MINNEAPOLIS (AP) -
Scientists have found evidence that invasive Asian carp have spawned much
farther north in the upper Mississippi River than previously recorded, the
U.S. Geological Survey said Tuesday.
Asian carp eggs,
including late-stage embryos nearly ready to hatch, were recently identified
in samples collected as far north as Lynxville in southwestern Wisconsin,
which the agency said is 250 miles upstream from previously known
reproducing populations. And it said the spawning would have occurred
somewhere upstream from that site.
“The presence of
eggs in the samples indicates that spawning occurred, but we do not know if
eggs hatched and survived or whether future spawning events would result in
live fish,” the service’s Midwest regional director, Leon Carl, said in a
still awaiting the results of genetic tests to try to confirm whether the
eggs are from either bighead or silver carp, as visual analyses suggested,
though it’s possible some of the eggs are from grass carp, the statement
discovered the eggs two weeks ago while processing samples collected last
May and June as part of a larger project to identify Asian carp spawning
habitats. The eggs were found in samples taken at seven locations between
Pool 19 near Keokuk, Iowa, and Pool 9 near Lynxville. Scientists plan to
collect additional samples this year as part of the ongoing research
project, which is being coordinated by the USGS in collaboration with
Western Illinois University.
Bighead and silver
carp have infested much of the Mississippi River basin since escaping from
southern fish farms in the 1970s. They’re threatening to reach the Great
Lakes through rivers and canals, leading the federal government to spend
more than $200 million to try to stop them. They’ve been a menace to the
aquatic food chain because they eat enormous amounts of plankton needed by
Adult bighead carp
have been found in Minnesota as far north as Lake Pepin on the Mississippi,
as well as in the St. Croix River north of where it joins the Mississippi.
Silver carp have been found as far upstream as Winona, Minn.

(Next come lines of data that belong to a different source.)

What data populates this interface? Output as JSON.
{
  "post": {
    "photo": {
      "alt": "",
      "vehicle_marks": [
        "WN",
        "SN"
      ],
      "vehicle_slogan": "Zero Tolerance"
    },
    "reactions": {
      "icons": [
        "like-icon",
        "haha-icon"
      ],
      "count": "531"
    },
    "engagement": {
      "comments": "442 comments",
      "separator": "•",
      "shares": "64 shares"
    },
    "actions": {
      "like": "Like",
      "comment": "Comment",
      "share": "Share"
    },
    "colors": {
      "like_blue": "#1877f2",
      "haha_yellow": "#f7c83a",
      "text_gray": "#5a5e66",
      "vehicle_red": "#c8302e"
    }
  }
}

There’s been no
indication so far that either species is reproducing that far upstream.
Still, there have been calls for closing the Upper St. Anthony Falls Lock
and Dam in downtown Minneapolis to keep them from advancing farther north.